### TASK PROMPT
From the listing below, count the lines that contain the string "navigation", then state only that number.

# # #

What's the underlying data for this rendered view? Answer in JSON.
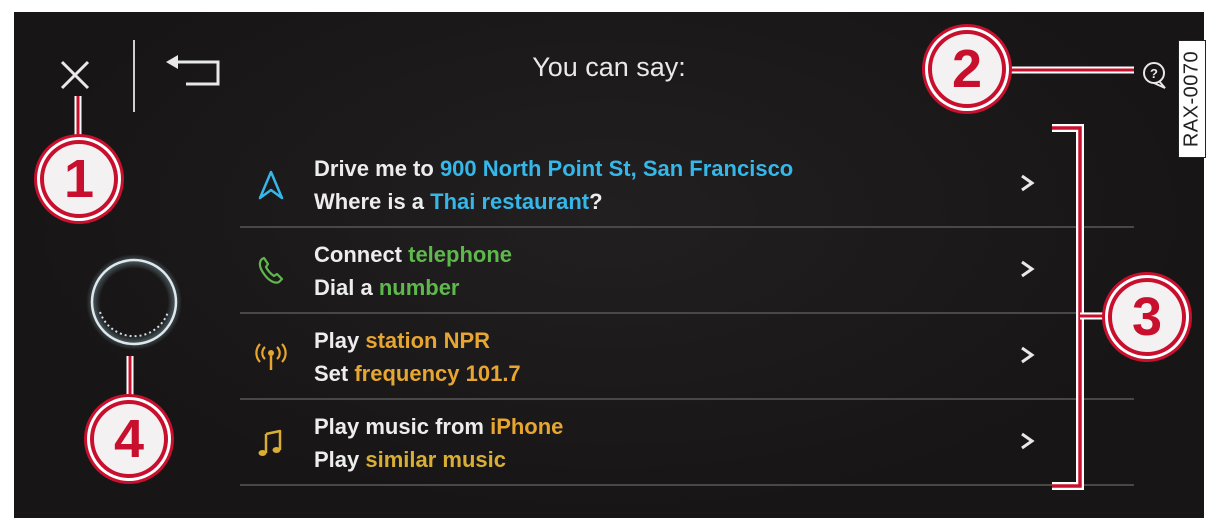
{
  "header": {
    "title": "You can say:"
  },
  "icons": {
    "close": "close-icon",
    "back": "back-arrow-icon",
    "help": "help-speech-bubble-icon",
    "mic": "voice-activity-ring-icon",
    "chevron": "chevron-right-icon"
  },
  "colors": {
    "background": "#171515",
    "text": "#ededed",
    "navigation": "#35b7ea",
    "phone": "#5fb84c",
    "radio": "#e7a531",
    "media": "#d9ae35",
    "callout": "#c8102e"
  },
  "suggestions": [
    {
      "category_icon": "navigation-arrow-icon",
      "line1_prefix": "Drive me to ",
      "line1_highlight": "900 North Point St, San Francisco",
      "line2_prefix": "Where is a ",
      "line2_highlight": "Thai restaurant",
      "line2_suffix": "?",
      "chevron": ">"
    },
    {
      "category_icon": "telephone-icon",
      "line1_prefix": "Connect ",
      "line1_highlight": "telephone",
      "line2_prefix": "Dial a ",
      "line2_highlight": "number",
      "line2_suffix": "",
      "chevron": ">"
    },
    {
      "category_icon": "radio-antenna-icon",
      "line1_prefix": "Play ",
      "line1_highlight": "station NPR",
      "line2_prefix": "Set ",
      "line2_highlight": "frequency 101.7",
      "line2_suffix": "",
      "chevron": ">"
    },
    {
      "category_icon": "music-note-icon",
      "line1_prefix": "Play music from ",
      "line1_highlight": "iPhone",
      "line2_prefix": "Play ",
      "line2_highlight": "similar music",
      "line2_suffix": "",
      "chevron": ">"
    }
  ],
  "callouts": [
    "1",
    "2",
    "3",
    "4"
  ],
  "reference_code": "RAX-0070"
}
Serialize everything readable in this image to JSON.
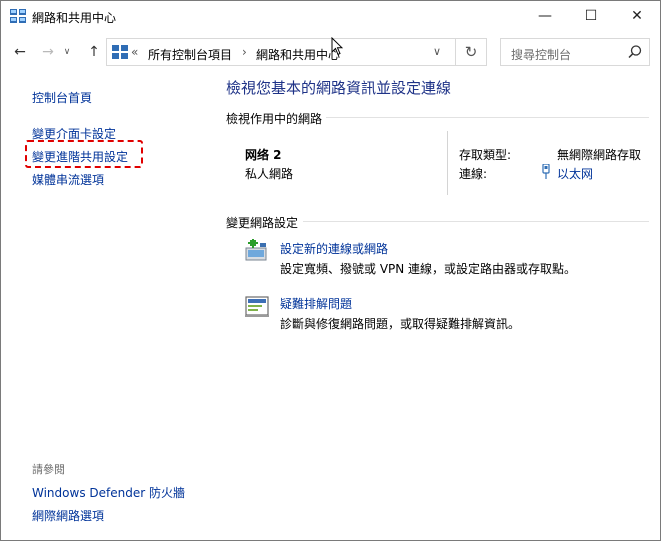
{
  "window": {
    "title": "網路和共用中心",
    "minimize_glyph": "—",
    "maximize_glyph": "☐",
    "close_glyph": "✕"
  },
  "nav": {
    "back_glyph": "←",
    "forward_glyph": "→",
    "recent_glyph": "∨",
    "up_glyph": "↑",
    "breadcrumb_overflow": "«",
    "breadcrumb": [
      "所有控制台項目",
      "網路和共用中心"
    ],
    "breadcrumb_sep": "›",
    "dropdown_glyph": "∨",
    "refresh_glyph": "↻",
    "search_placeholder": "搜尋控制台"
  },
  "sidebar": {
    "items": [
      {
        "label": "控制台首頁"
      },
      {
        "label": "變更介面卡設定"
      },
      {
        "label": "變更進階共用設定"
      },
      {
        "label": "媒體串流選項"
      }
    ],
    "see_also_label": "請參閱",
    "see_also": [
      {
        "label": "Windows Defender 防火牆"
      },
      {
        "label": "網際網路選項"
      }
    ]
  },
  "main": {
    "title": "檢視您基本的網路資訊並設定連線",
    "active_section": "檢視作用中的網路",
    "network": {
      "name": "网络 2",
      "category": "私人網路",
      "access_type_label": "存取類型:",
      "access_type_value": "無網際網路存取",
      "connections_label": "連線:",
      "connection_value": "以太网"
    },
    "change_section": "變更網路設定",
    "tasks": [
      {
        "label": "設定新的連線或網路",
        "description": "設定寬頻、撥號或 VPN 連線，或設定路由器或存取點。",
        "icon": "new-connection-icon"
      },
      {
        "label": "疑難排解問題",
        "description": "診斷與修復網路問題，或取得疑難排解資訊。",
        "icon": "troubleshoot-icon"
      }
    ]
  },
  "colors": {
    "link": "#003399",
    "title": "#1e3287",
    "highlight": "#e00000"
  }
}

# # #

### RESULT BELOW
2